What you will do: What lines in the material hold the string "更多工具"? Return every one of them.
——————
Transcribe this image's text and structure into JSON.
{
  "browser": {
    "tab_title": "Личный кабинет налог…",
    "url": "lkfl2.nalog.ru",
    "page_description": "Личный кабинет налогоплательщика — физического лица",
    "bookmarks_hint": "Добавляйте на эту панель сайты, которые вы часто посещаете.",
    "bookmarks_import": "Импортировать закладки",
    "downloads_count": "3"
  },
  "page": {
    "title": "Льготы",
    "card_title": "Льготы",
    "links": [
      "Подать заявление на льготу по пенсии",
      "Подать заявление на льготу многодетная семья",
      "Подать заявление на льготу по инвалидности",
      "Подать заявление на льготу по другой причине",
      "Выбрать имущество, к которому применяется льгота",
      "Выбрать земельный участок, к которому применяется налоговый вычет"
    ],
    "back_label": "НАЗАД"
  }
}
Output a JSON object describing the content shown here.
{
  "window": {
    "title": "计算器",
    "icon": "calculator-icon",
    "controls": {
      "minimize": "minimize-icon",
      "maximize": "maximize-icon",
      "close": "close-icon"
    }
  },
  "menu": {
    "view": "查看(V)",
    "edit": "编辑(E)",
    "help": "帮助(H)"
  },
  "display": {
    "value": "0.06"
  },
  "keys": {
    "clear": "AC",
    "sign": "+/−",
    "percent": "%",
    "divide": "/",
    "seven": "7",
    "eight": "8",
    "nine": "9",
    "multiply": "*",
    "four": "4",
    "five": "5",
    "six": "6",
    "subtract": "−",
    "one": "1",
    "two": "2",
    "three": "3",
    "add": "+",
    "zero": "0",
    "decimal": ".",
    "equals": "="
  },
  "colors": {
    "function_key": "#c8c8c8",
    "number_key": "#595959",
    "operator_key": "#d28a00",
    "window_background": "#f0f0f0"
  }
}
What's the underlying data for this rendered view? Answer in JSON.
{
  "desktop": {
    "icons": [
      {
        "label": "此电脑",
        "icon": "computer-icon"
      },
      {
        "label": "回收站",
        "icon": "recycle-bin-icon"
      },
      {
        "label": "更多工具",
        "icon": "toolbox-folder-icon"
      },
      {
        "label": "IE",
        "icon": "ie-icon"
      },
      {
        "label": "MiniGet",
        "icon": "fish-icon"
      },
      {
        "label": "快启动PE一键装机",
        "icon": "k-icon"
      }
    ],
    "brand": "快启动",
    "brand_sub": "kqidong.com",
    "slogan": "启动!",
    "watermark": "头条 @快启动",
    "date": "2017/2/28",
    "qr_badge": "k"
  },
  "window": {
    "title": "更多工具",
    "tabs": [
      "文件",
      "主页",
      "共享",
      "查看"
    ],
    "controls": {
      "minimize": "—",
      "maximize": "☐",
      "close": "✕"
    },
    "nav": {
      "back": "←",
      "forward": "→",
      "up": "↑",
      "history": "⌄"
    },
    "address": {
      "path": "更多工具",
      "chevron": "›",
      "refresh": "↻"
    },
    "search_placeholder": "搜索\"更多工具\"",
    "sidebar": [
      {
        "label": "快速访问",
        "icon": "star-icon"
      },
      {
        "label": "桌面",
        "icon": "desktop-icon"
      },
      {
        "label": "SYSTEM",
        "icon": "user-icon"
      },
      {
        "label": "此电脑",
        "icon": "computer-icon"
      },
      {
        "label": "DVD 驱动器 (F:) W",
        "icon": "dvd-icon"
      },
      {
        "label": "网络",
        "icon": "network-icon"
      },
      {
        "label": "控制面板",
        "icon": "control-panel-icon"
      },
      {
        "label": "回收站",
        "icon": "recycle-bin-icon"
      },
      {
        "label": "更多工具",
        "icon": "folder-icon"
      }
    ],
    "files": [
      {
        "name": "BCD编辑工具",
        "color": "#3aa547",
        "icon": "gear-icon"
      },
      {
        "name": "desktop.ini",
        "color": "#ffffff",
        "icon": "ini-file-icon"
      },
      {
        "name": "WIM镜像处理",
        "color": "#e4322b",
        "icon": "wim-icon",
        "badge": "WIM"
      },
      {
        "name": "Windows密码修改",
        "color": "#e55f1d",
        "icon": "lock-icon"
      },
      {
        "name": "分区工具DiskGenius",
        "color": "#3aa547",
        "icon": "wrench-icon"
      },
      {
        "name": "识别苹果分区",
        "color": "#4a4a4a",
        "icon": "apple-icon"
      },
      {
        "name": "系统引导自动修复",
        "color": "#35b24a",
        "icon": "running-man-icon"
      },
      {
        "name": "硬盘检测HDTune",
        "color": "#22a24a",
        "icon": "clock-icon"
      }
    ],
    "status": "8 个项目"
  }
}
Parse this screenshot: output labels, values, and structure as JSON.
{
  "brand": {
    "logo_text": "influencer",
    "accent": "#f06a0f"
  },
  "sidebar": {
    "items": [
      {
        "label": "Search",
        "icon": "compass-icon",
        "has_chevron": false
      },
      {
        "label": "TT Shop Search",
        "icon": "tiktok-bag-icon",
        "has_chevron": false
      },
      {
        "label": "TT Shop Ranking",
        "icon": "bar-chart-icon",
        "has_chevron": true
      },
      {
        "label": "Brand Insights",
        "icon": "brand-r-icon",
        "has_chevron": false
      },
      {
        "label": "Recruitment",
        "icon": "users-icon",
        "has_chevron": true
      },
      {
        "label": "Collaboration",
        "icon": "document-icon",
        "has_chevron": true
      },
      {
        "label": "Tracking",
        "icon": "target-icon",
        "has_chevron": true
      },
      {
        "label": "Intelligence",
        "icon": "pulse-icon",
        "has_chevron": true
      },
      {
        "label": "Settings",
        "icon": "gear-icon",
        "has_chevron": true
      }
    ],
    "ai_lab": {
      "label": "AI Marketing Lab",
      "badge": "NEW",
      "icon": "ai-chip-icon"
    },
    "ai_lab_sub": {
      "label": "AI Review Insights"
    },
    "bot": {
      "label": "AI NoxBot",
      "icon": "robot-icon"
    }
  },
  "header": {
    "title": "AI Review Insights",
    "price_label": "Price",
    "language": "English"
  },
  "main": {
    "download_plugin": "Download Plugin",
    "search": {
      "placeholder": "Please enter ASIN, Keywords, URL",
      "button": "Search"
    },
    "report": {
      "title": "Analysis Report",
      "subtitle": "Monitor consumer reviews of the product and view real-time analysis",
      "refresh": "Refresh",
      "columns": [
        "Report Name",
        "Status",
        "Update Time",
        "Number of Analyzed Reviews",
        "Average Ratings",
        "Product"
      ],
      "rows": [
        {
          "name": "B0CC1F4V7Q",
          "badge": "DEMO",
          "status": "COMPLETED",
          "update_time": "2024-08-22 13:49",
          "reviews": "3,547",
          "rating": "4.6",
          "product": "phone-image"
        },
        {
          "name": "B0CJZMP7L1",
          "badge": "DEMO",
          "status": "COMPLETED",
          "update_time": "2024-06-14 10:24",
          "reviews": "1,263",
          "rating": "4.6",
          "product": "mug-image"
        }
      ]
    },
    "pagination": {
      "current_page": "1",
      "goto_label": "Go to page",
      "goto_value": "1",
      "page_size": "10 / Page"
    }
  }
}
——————
Answer for this exercise:
        "label": "更多工具",
    "title": "更多工具",
      "path": "更多工具",
    "search_placeholder": "搜索\"更多工具\"",
        "label": "更多工具",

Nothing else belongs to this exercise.